Where’s Willy? For doubting John Thomases out there, penises are in (for the Summer, at least) In the Post-modern search for identity, this visual puzzle is for the boys!
There has been much ado in the media about FGM (Female Genital Mutilation), at one point I illustrated an article on the topic. The London Evening Standard (under the editorship of Sarah Sands) attempted to raise awareness of FGM, implying it is the result of misogyny. However, in my work I learned it is often women themselves who do the cutting, but no-one tells you that. Inevitably, men get the blame. On the other hand, millions of male infants are subject to MGM annually and I don’t mean Metro Goldwyn Meyer.
For whatever reason, religious or medical, infant boys have part of their genitalia removed before they have the power to consider and choose what happens to them. No doubt in desert regions the procedure might be of practical use – grit under your helmet seems a bad idea.
In my own instance ‘I had an accident’. My mother tells me ‘I got it caught in my fly’. Eighteen months and still in nappies, it’s hard to argue with parental authority.

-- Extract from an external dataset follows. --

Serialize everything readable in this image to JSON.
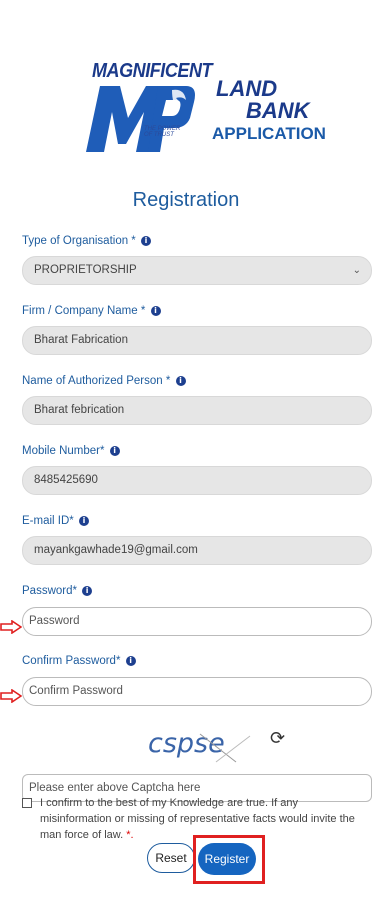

I was isolated in hospital for three weeks. My parents weren’t allowed to see me. After being circumcised, my ‘carers’, gave me a boiled egg. I ate the whole thing shell and all. Very funny. Boiled eggs are probably par for the course at a Brit Milah or ‘Bris’, the Jewish ceremony for circumcision.
Male circumcision results in various side effects over time. The glans of a circumcised penis keratinises and becomes considerably less sensitive. No doubt this has an impact on a man’s overall sensitivity. A less visible consequence is the concomitant build up of anger at having been betrayed by your guardians, experiencing significant pain – unable to resist.
Sarah Sands ignores the foregoing in the name of ‘equality’; a clear indicator of how warped and partial our media can be; it is irresponsible to accentuate one gender over another without balancing views. Dylan Jones is currently editor of the London Evening Standard, perhaps he might take a different stance? One of my colleagues from St. Martins sees ‘Where’s Willy?’ as a quick gag or joke. But might think again, once he knows the whole story.
For me, Artworks can be a kind of therapy. By treating the subject with irreverence, creating something ‘jolly’, I confront my own, at times uncomfortable reality. ‘Where’s Willy?’ developed from a circular painting shown at the Anteros Arts Foundation in Norwich titled ‘The human penis’; someone became interested in finding a hidden willy in the painting.
I painted multiple phalluses that are similar, but different, characterising one as ‘the original Willy’. Instead of searching for an inane cartoon amongst a crowd of look-alikes, we seek a bell-end with distinctive features.
By taking a light-hearted approach I animate the issue. Penises (anyone will tell you) have minds of their own. Standard cock notation is very simple, anyone can do it. Using charcoal I took great pleasure in blasting out hundreds of willys over a large canvas, colouring the counterspaces with lively hues.
The result is jaunty, pro-masculinity in a World where it has become popular to homogenise sexual differences advancing the feminine cause over and above that of males. Preventing infants from being mutilated should not be ascribed gender priority, even for the sake of media sensationalism.
I like the simplicity and frankness of my artwork. Don’t forget: these penises are created by a master draftsman, old school, in the European Academic tradition – anarchistic graffiti. Now ….. where exactly is ‘Willy’?
‘Where’s Willy?’ by Alan Dedman is approximately 1m x 2m, in charcoal and acrylic paint on canvas . It is available for purchase, enquiries can be made via the contact form below or on the sales page.